INTERVIEW: Mark James Hammond And The Slender Blind | NARC. | Reliably Informed | Music and Creative Arts News for Newcastle and the North East

Narc. Magazine Online

Reliably informed

Image by Thomas Jackson

As the name suggests, Mark James Hammond And The Slender Blind is the latest incarnation of prolific Gateshead-based musician Mark James Hammond. Explaining why he chose to use a band name rather than just his own this time, Mark explains that he yearned for a fresh start and a blank slate: “I grew up on Tamla Motown (my mother’s influence) and maybe unconsciously at the time I wanted that Martha and the Vandellas/Jnr. Walker and The All Stars thing.  I wanted my Bad Seeds. Springsteen wanted a gang.  I guess I did too. Of course, the hilarious thing is it’s just me anyway.”
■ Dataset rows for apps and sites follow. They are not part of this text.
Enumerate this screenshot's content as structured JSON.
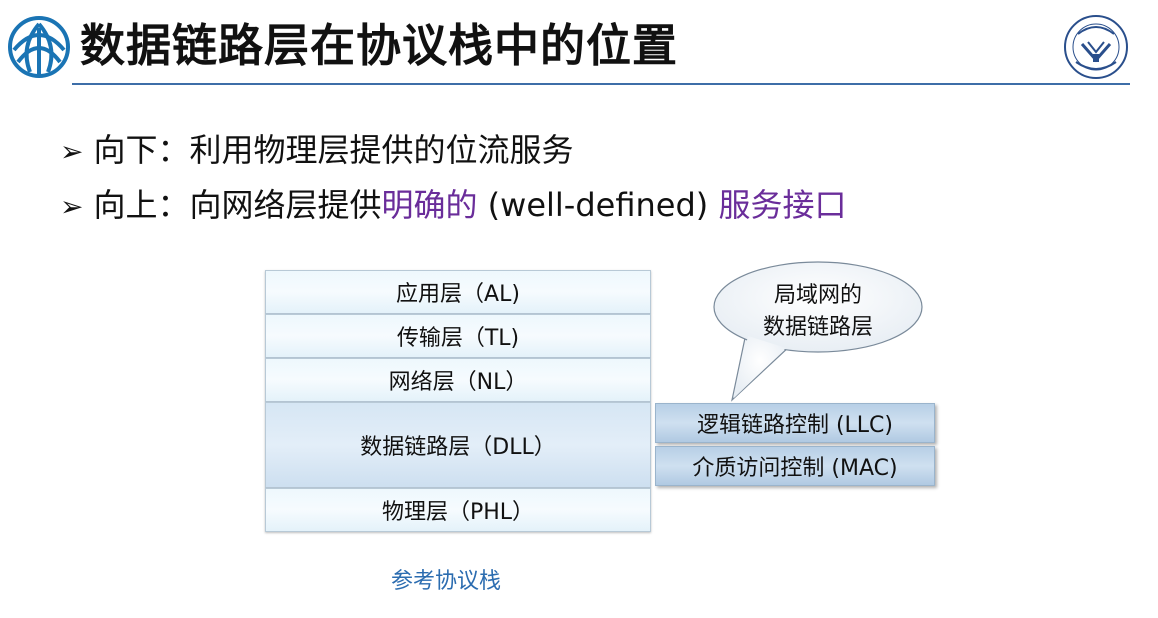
{
  "title": "数据链路层在协议栈中的位置",
  "bullets": {
    "b1": "向下：利用物理层提供的位流服务",
    "b2_prefix": "向上：向网络层提供",
    "b2_highlight1": "明确的",
    "b2_middle": " (well-defined) ",
    "b2_highlight2": "服务接口"
  },
  "stack": {
    "al": "应用层（AL)",
    "tl": "传输层（TL)",
    "nl": "网络层（NL）",
    "dll": "数据链路层（DLL）",
    "phl": "物理层（PHL）",
    "llc": "逻辑链路控制 (LLC)",
    "mac": "介质访问控制 (MAC)"
  },
  "callout": {
    "line1": "局域网的",
    "line2": "数据链路层"
  },
  "caption": "参考协议栈",
  "colors": {
    "accent": "#6a2d9a",
    "caption": "#2b6cb0",
    "rule": "#3d6ea8"
  }
}
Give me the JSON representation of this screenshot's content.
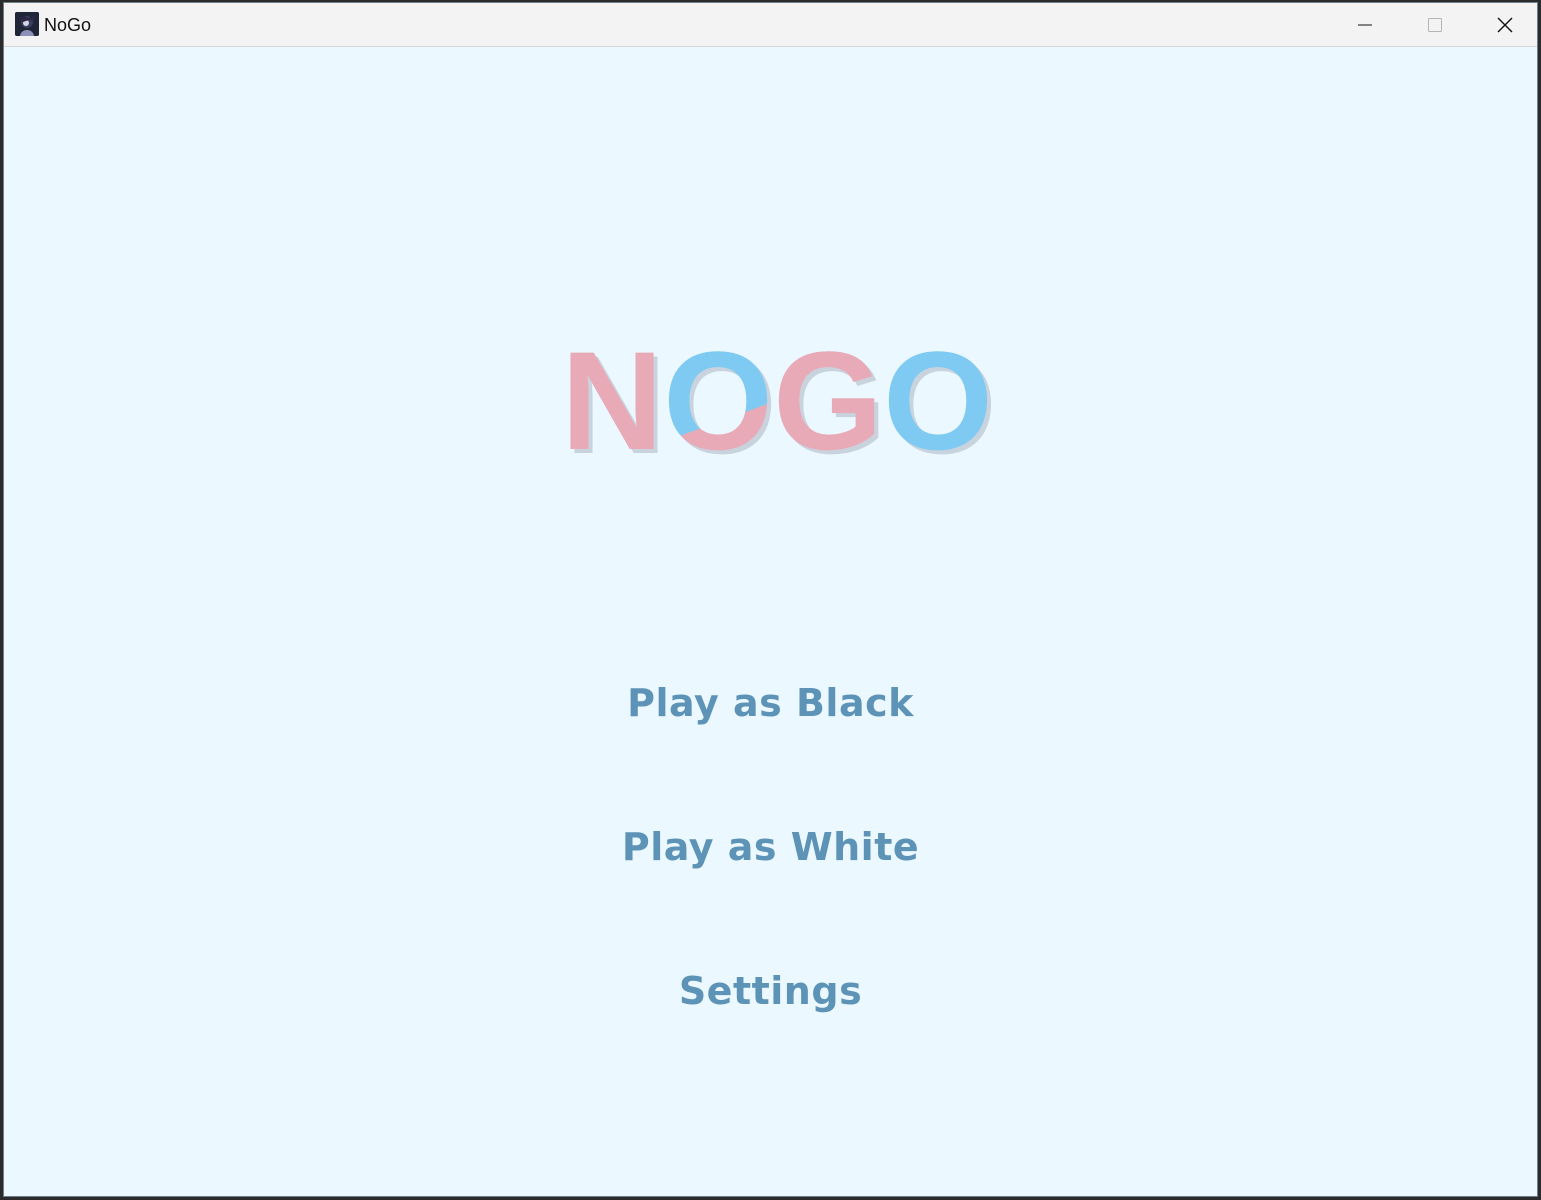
{
  "window": {
    "title": "NoGo"
  },
  "logo": {
    "text": "NOGO",
    "colors": {
      "pink": "#e8aab7",
      "blue": "#7fcaf2",
      "shadow": "#c8d2dc"
    }
  },
  "menu": {
    "items": [
      {
        "label": "Play as Black"
      },
      {
        "label": "Play as White"
      },
      {
        "label": "Settings"
      }
    ]
  },
  "colors": {
    "background": "#ebf8ff",
    "menu_text": "#5c93b6",
    "titlebar": "#f3f3f3"
  },
  "icons": {
    "app": "app-avatar-icon",
    "minimize": "minimize-icon",
    "maximize": "maximize-icon",
    "close": "close-icon"
  }
}
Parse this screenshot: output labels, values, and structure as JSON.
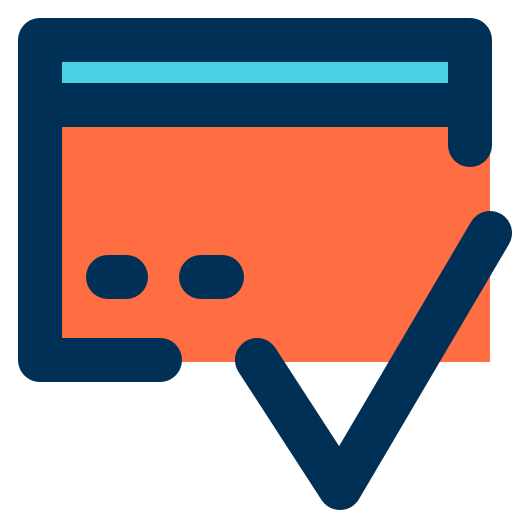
{
  "icon": {
    "name": "credit-card-approved-icon",
    "colors": {
      "outline": "#003055",
      "stripe": "#4ACFE3",
      "card_fill": "#FF6D42",
      "background": "#FFFFFF"
    }
  }
}
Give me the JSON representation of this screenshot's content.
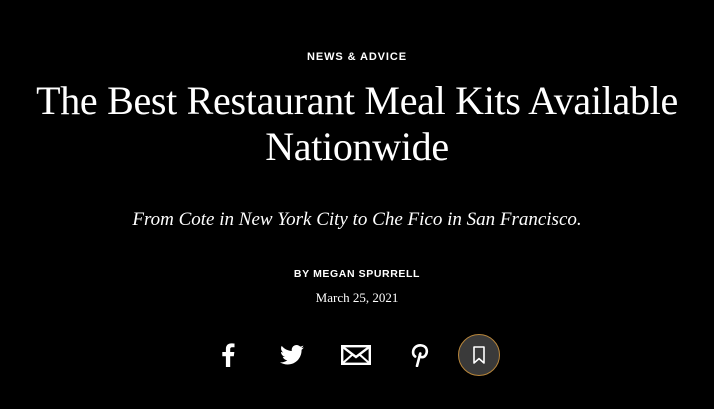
{
  "article": {
    "rubric": "NEWS & ADVICE",
    "headline_line1": "The Best Restaurant Meal Kits Available",
    "headline_line2": "Nationwide",
    "dek": "From Cote in New York City to Che Fico in San Francisco.",
    "byline_prefix": "BY",
    "author": "MEGAN SPURRELL",
    "date": "March 25, 2021"
  },
  "share": {
    "icons": [
      "facebook-icon",
      "twitter-icon",
      "email-icon",
      "pinterest-icon",
      "bookmark-icon"
    ]
  },
  "colors": {
    "background": "#000000",
    "text": "#ffffff",
    "save_button_fill": "#3a3a3a",
    "save_button_border": "#b8863b"
  }
}
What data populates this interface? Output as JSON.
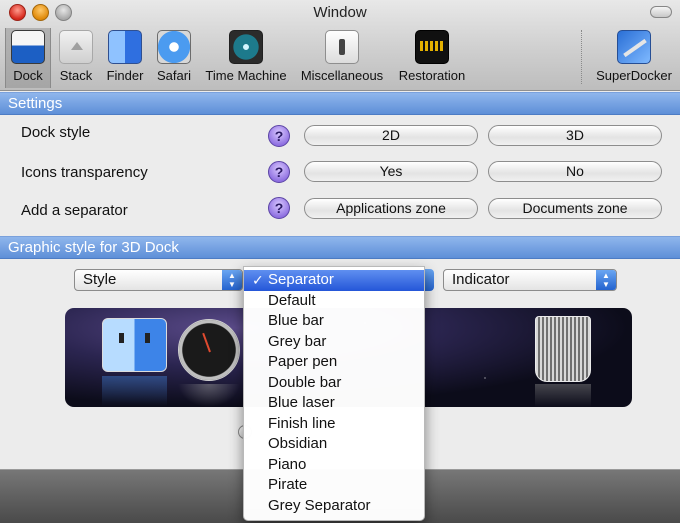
{
  "window": {
    "title": "Window"
  },
  "toolbar": {
    "items": [
      {
        "label": "Dock",
        "icon": "dock-icon",
        "selected": true
      },
      {
        "label": "Stack",
        "icon": "stack-icon"
      },
      {
        "label": "Finder",
        "icon": "finder-icon"
      },
      {
        "label": "Safari",
        "icon": "safari-icon"
      },
      {
        "label": "Time Machine",
        "icon": "time-machine-icon"
      },
      {
        "label": "Miscellaneous",
        "icon": "switch-icon"
      },
      {
        "label": "Restoration",
        "icon": "warning-display-icon"
      },
      {
        "label": "SuperDocker",
        "icon": "superdocker-icon"
      }
    ]
  },
  "settings": {
    "header": "Settings",
    "rows": [
      {
        "label": "Dock style",
        "help": "?",
        "options": [
          "2D",
          "3D"
        ]
      },
      {
        "label": "Icons transparency",
        "help": "?",
        "options": [
          "Yes",
          "No"
        ]
      },
      {
        "label": "Add a separator",
        "help": "?",
        "options": [
          "Applications zone",
          "Documents zone"
        ]
      }
    ]
  },
  "graphic": {
    "header": "Graphic style for 3D Dock",
    "style_popup": "Style",
    "indicator_popup": "Indicator",
    "separator_menu": {
      "checkmark": "✓",
      "selected": "Separator",
      "items": [
        "Separator",
        "Default",
        "Blue bar",
        "Grey bar",
        "Paper pen",
        "Double bar",
        "Blue laser",
        "Finish line",
        "Obsidian",
        "Piano",
        "Pirate",
        "Grey Separator"
      ]
    }
  },
  "colors": {
    "section_header": "#6f9be0",
    "menu_highlight": "#3a6fe0",
    "popup_arrow": "#2f6fd8"
  }
}
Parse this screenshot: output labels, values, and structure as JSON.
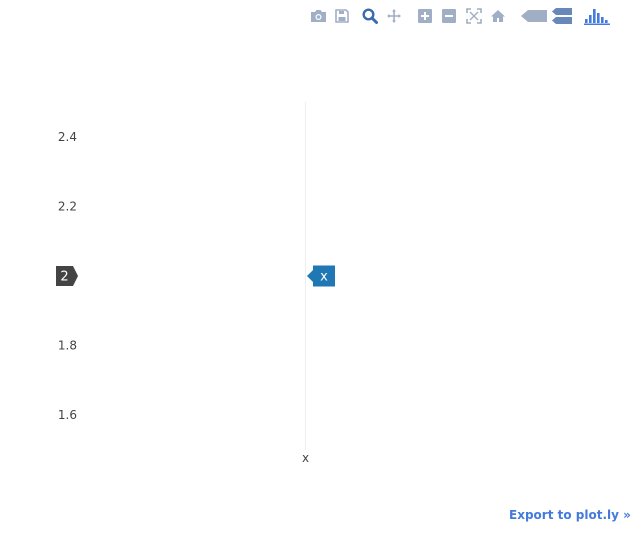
{
  "toolbar": {
    "icons": [
      "camera-icon",
      "save-icon",
      "zoom-icon",
      "pan-icon",
      "zoom-in-icon",
      "zoom-out-icon",
      "autoscale-icon",
      "reset-axes-icon",
      "hover-closest-icon",
      "hover-compare-icon",
      "plotly-logo-icon"
    ]
  },
  "chart_data": {
    "type": "scatter",
    "x_categories": [
      "x"
    ],
    "yticks": [
      "1.6",
      "1.8",
      "2",
      "2.2",
      "2.4"
    ],
    "ylim": [
      1.5,
      2.5
    ],
    "series": [
      {
        "x": [
          "x"
        ],
        "y": [
          2
        ]
      }
    ],
    "hover": {
      "x_label": "x",
      "y_label": "2"
    },
    "grid": true
  },
  "export": {
    "label": "Export to plot.ly »"
  },
  "colors": {
    "hover_y_bg": "#444444",
    "hover_x_bg": "#1f77b4",
    "modebar_icon": "#a0aec6",
    "modebar_active": "#3a6ab0",
    "export_link": "#447adb"
  }
}
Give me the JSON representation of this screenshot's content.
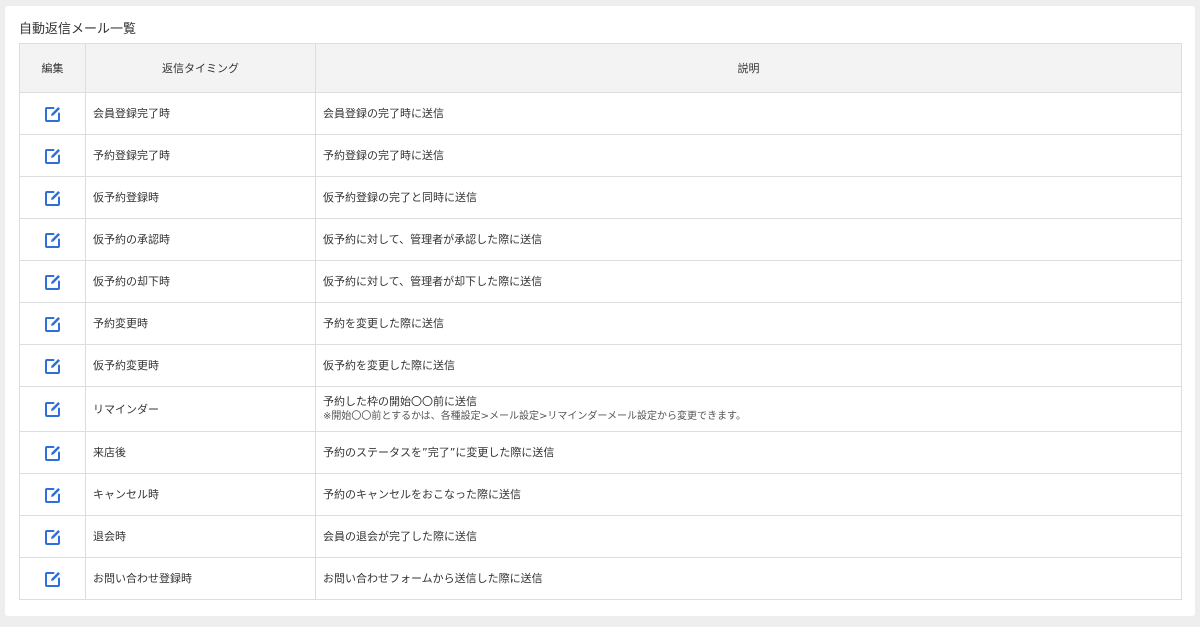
{
  "panel": {
    "title": "自動返信メール一覧"
  },
  "table": {
    "headers": {
      "edit": "編集",
      "timing": "返信タイミング",
      "description": "説明"
    },
    "rows": [
      {
        "timing": "会員登録完了時",
        "description": "会員登録の完了時に送信",
        "note": ""
      },
      {
        "timing": "予約登録完了時",
        "description": "予約登録の完了時に送信",
        "note": ""
      },
      {
        "timing": "仮予約登録時",
        "description": "仮予約登録の完了と同時に送信",
        "note": ""
      },
      {
        "timing": "仮予約の承認時",
        "description": "仮予約に対して、管理者が承認した際に送信",
        "note": ""
      },
      {
        "timing": "仮予約の却下時",
        "description": "仮予約に対して、管理者が却下した際に送信",
        "note": ""
      },
      {
        "timing": "予約変更時",
        "description": "予約を変更した際に送信",
        "note": ""
      },
      {
        "timing": "仮予約変更時",
        "description": "仮予約を変更した際に送信",
        "note": ""
      },
      {
        "timing": "リマインダー",
        "description": "予約した枠の開始〇〇前に送信",
        "note": "※開始〇〇前とするかは、各種設定>メール設定>リマインダーメール設定から変更できます。"
      },
      {
        "timing": "来店後",
        "description": "予約のステータスを”完了”に変更した際に送信",
        "note": ""
      },
      {
        "timing": "キャンセル時",
        "description": "予約のキャンセルをおこなった際に送信",
        "note": ""
      },
      {
        "timing": "退会時",
        "description": "会員の退会が完了した際に送信",
        "note": ""
      },
      {
        "timing": "お問い合わせ登録時",
        "description": "お問い合わせフォームから送信した際に送信",
        "note": ""
      }
    ]
  },
  "icons": {
    "edit": "edit-icon"
  },
  "colors": {
    "icon": "#2f6fdb",
    "border": "#dddddd",
    "header_bg": "#f3f3f3"
  }
}
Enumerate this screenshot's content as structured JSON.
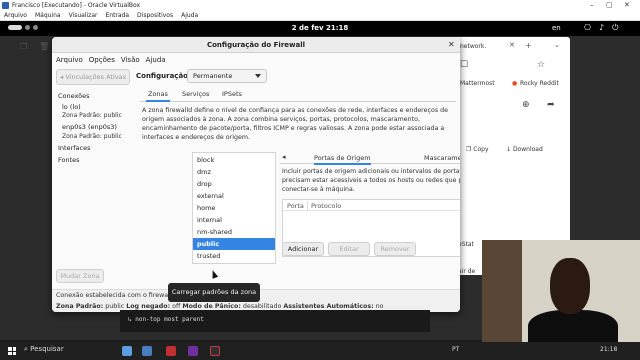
{
  "vbox": {
    "title": "Francisco [Executando] - Oracle VirtualBox",
    "menu": [
      "Arquivo",
      "Máquina",
      "Visualizar",
      "Entrada",
      "Dispositivos",
      "Ajuda"
    ],
    "controls": {
      "minimize": "–",
      "maximize": "▢",
      "close": "✕"
    }
  },
  "gnome": {
    "clock": "2 de fev  21:18",
    "keyboard": "en"
  },
  "browser": {
    "tab_title": "network.",
    "tab_close": "✕",
    "tab_add": "+",
    "tab_menu": "⌄",
    "bookmarks": [
      "Mattermost",
      "Rocky Reddit"
    ],
    "copy": "Copy",
    "download": "Download",
    "frag1": "eStat",
    "frag2": "air de"
  },
  "firewall": {
    "title": "Configuração do Firewall",
    "close": "✕",
    "menu": [
      "Arquivo",
      "Opções",
      "Visão",
      "Ajuda"
    ],
    "side": {
      "active_bindings": "Vinculações Ativas",
      "connections": "Conexões",
      "conn1": "lo (lo)",
      "conn1_sub": "Zona Padrão: public",
      "conn2": "enp0s3 (enp0s3)",
      "conn2_sub": "Zona Padrão: public",
      "interfaces": "Interfaces",
      "sources": "Fontes",
      "modify_zone": "Mudar Zona"
    },
    "config_label": "Configuração:",
    "config_value": "Permanente",
    "tabs": [
      "Zonas",
      "Serviços",
      "IPSets"
    ],
    "description": "A zona firewalld define o nível de confiança para as conexões de rede, interfaces e endereços de origem associados à zona. A zona combina serviços, portas, protocolos, mascaramento, encaminhamento de pacote/porta, filtros ICMP e regras valiosas. A zona pode estar associada a interfaces e endereços de origem.",
    "zones": [
      "block",
      "dmz",
      "drop",
      "external",
      "home",
      "internal",
      "nm-shared",
      "public",
      "trusted"
    ],
    "selected_zone": "public",
    "zone_tools": {
      "add": "+",
      "edit": "✎",
      "remove": "−",
      "load": "⬇"
    },
    "subtabs": {
      "left_arrow": "◂",
      "right_arrow": "▸",
      "source_ports": "Portas de Origem",
      "masquerade": "Mascaramento"
    },
    "port_desc": "Incluir portas de origem adicionais ou intervalos de portas que precisam estar acessíveis a todos os hosts ou redes que podem conectar-se à máquina.",
    "table_headers": [
      "Porta",
      "Protocolo"
    ],
    "buttons": {
      "add": "Adicionar",
      "edit": "Editar",
      "remove": "Remover"
    },
    "status_line1": "Conexão estabelecida com o firewall.",
    "status_line2": {
      "default_zone_label": "Zona Padrão:",
      "default_zone": "public",
      "log_label": "Log negado:",
      "log": "off",
      "panic_label": "Modo de Pânico:",
      "panic": "desabilitado",
      "auto_helpers_label": "Assistentes Automáticos:",
      "auto_helpers": "no"
    }
  },
  "tooltip": "Carregar padrões da zona",
  "terminal_line": "↳ non-top most parent",
  "taskbar": {
    "search": "Pesquisar",
    "lang": "PT",
    "time": "21:18"
  }
}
In contrast to previous releases, the debut album by his new recording project is a classy and contemplative dream pop venture, where lyrics such as “Don’t mind me; I was just making a scene” in opening song Meet Me (Halfway) are at odds with Hammond’s quiet, delicate voice. Victory List and Too Close In Nothing are louder, brasher compositions while title track Nothing Stays Put is a compelling mixture of layered vocals and unusual sounds where the line “Grief outlives us all somehow” signals that the songs are the product of some very real pain. 

“This whole album is a response to the passing of my mother in December 2013 and then the birth of my daughter in May 2015,” says Mark. “All of these songs are related to losing my mother. I’ve always been drawn to the Byronic, tragic, lone-hero archetype and therefore I’ve always been pulled towards very melancholic music. I chanced upon the guitar line for the song Nothing Stays Put in mid-2015, not long after my daughter’s birth.  A little while later I had quite a lot of songs.  It’s taken three years because I went through a prolonged episode of depression. I couldn’t seem to shake the fog of ‘what is the point?’ in terms of trying to be seen and heard, to connect, but also a hopelessness with regards to my ability. That’s where the album opens, with Meet Me (Halfway); it’s about feeling ‘not there’ and it’s really a clarion call to myself to go through with this.” 

I’ve always been drawn to the Byronic, tragic, lone-hero archetype and therefore I’ve always been pulled towards very melancholic music

Folk doyen Cath Tyler, a friend of Mark’s, guests on Victory List, providing an elegant and complementary female voice. “I’d say the majority of my favourite vocalists are female; Dusty Springfield, Elizabeth Fraser, Hope Sandoval. I played Victory List to Cath and she related strongly to the refrain “I’ve been healing all my life”. And she’s given the song such a greater depth with that tone. It’s a song about despair and she’s holding me through it all.”

Mark has considered putting together a band for his live shows but admits that he struggles with the idea as he finds other musicians hard work: ” I think if people took to the album and gigs were open to us that would give us the impetus. I’ve played these songs, just me, an electric guitar and some FX pedals and they’ve been very well received. But almost every time someone will approach me and say, enthusiastically, ‘You need a band!’ and that’s when I go home and invent a pretend one and self-release an album. I’d love to find the confidence in myself to enter a studio. I’d love to be comfortable enough to do that and to forego my ardent control freak sensibilities. Maybe I could. Who knows?”

Mark James Hammond And The Slender Blind releases Nothing Stays Put on 30th April.


Like this story? Share it!

Subscribe to our mailout